Lesson #5 — Happiness is a choice. Seriously, oh wise one! No one, and I mean no one, would ever, ever choose to feel this way. Yes, one person can hold the missing puzzle piece to total happiness in someone’s life. Of course, we do each have a responsibility to do what we can to keep ourselves functioning and remain open to glimmers of joy, but go away with the clueless idea that I made a willful choice to feel this way.
Lesson #6 — What doesn’t kill you makes you stronger. Stole that one from my girls’ favorite, Kelly Clarkson. This may be true. But I would prefer weakness to gaining strength under these cruel circumstances.
Lesson #7 — Stop reminding me to count my blessings and assume I have not already done so. They (my fractured children) are the only reason I am able to get up each day. My husband has been my lifeline. I always notice my loved ones and it is insulting for anyone to insinuate otherwise. However, I do not assume or put the burden on them that their presence is enough to cover the absence of Amy. Each child holds a special place in our hearts and has their own special key.
Lesson #8 – Comfort and support come from the most unexpected places. It has been a surprise who has stepped up and a disappointment that there were those who could not. I could write a book about those who have compounded this unimaginable pain as I have addressed above in Lesson #4, but as I evolve from my grief fog, I realize they are not worthy of my energy. Grieving their absence in my life has taken enough out of me that it’s time to lick my wounds and move on into another arena where I feel accepted and not rejected. This was a difficult lesson to learn. Time to be grateful to those who have willingly supported my family and I when the worst possible thing that could happen , happened.
Lesson #9 – People and experts will try to explain the unexplainable. It can’t be done. In the early days and months, everyone seems to knows the way. Neatly stuffing my grief into outdated stages which in my dazed and confused state I misinterpreted as the laws of mourning my child. Unless you personally have experienced an unnatural devastating loss and experienced this unimaginable loneliness and pain, it’s beyond my comprehension how anyone can offer me healing guidance using the 5 stages of grief. However, compassion is always welcome.
Lesson #10 – Amy would not want you to feel this way! Well, let me tell you I want to be on that party line if you have connected to my daughter and have first hand knowledge of how she wants me to feel now. I knew Amy. Amy would understand my suffering.

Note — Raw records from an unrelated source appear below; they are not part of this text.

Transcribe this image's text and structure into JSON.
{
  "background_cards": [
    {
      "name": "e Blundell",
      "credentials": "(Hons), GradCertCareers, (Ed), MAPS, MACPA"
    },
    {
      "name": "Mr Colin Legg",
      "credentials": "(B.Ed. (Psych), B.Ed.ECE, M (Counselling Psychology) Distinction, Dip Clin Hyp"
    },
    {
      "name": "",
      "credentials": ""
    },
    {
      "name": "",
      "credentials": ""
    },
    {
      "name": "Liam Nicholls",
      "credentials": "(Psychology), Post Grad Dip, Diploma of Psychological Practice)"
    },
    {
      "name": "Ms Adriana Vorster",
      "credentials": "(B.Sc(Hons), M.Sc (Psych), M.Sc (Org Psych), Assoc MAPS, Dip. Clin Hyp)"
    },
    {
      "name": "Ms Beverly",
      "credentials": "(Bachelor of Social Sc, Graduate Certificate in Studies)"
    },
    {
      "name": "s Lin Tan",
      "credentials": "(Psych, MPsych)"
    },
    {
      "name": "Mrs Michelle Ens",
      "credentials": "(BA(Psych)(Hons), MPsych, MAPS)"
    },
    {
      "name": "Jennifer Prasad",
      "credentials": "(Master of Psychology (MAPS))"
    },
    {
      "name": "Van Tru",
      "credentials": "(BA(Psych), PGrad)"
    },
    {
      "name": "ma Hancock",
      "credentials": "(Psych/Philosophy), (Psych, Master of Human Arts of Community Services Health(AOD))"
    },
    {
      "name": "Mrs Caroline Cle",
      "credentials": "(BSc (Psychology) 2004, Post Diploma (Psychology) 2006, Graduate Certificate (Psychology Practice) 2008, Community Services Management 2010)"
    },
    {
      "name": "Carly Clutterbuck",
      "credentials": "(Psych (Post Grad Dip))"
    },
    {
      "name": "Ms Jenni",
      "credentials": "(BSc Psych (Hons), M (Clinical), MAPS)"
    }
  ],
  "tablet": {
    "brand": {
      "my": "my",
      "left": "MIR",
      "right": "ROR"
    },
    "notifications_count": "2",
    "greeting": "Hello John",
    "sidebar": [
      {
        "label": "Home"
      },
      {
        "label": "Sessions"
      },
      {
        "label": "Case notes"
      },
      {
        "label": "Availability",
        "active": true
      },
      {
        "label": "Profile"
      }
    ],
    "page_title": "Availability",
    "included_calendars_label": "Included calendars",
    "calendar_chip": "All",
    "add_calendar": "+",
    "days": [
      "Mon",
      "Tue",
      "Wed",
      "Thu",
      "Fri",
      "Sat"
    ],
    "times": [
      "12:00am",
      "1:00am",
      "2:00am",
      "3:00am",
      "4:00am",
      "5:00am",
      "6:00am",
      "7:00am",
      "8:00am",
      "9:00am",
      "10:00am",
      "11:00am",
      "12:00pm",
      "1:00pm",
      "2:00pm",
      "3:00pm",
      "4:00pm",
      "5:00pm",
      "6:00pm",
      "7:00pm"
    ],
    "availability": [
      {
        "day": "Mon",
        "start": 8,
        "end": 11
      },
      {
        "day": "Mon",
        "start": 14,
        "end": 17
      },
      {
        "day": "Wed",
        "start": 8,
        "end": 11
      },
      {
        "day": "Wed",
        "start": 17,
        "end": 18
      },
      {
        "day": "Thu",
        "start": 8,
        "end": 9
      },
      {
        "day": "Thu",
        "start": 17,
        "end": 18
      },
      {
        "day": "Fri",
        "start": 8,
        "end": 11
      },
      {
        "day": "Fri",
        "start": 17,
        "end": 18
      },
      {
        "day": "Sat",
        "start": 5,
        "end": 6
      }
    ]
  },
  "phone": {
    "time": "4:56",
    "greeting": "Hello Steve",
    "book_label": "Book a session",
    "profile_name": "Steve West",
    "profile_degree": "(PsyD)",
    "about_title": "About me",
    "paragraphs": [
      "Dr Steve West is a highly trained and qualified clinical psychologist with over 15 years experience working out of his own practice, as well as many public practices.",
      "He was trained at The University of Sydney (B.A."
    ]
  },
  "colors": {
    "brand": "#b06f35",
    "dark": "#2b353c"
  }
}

And shame on you if you ever insinuate that my grief is holding Amy back from where she exists now.
Lesson #11 — You cannot evaluate where I am on my grief “journey” during a meal or a visit with me and then have the audacity to send your report to others. You have no idea of the challenges life holds as I exist among you. As time goes by, trust me when I say I could win an academy award for some of my performances in a world which is now so foreign to me.

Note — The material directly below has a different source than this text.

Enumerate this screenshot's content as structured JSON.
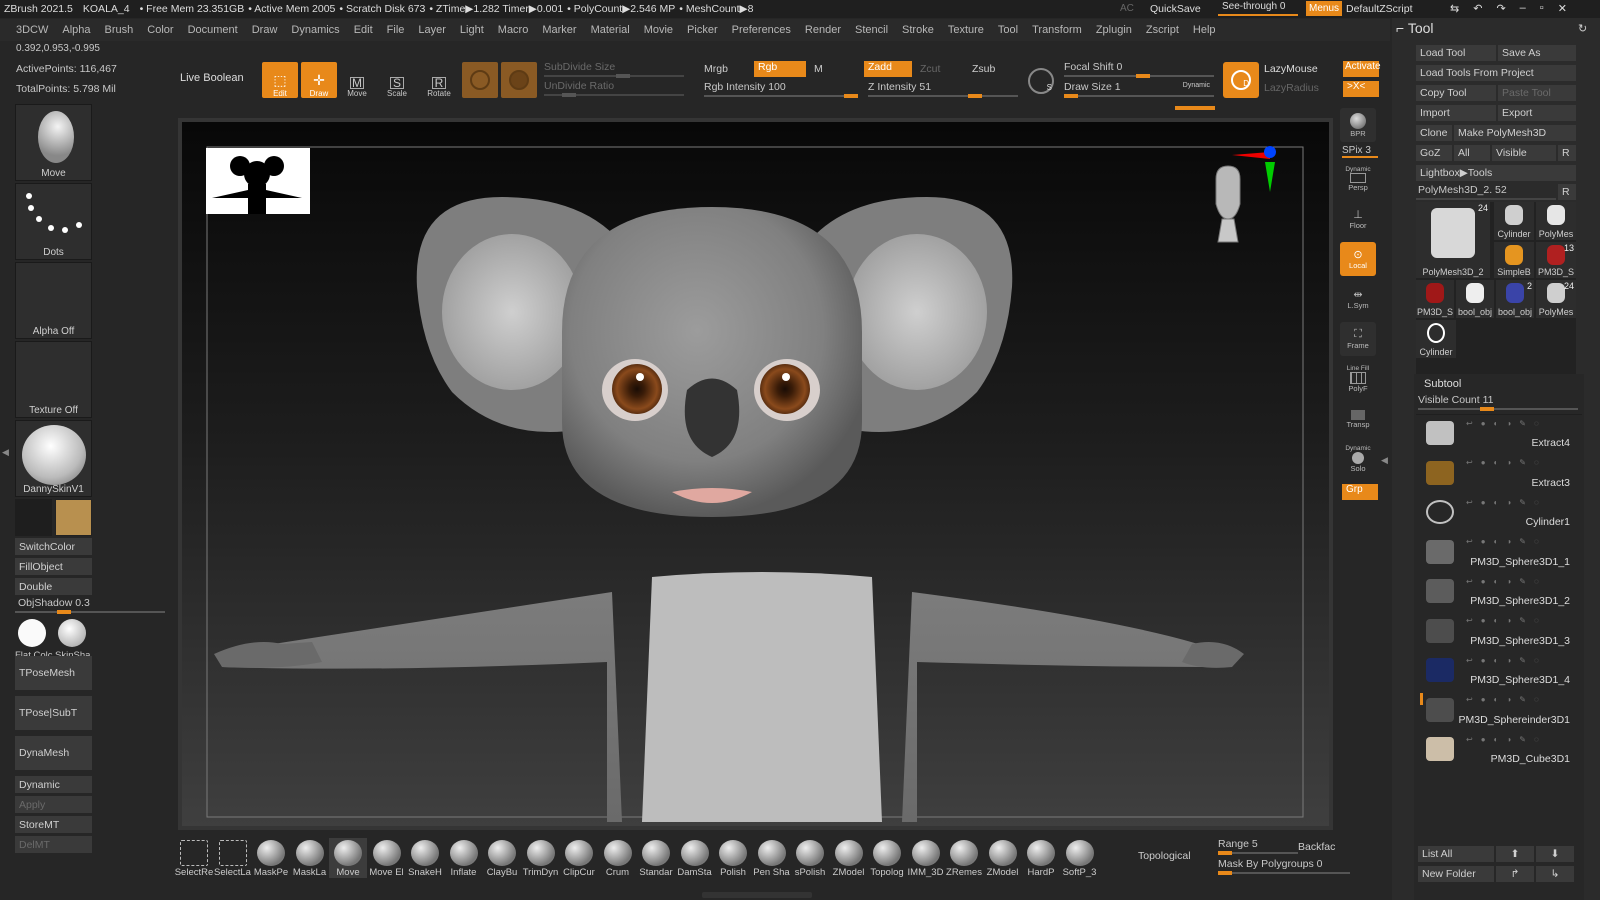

Lesson #12 – Pay it forward. I would swear on a stack of bibles that I never, ever knew a pain such as this pain existed in the world. Yes, I cannot stop saying the word pain because that is a key component of my identity now. There are no words which can adequately describe this relentless pain. Carrying this pain has opened my heart to those whom I meet along the way who also live with this unimaginable pain. I do whatever my energy provides to show other grievers I understand. As grievers who “know” please remember any small compassionate deed goes a long way. Don’t just seek compassion, be a compassionate friend.
Always, always remembering Amy.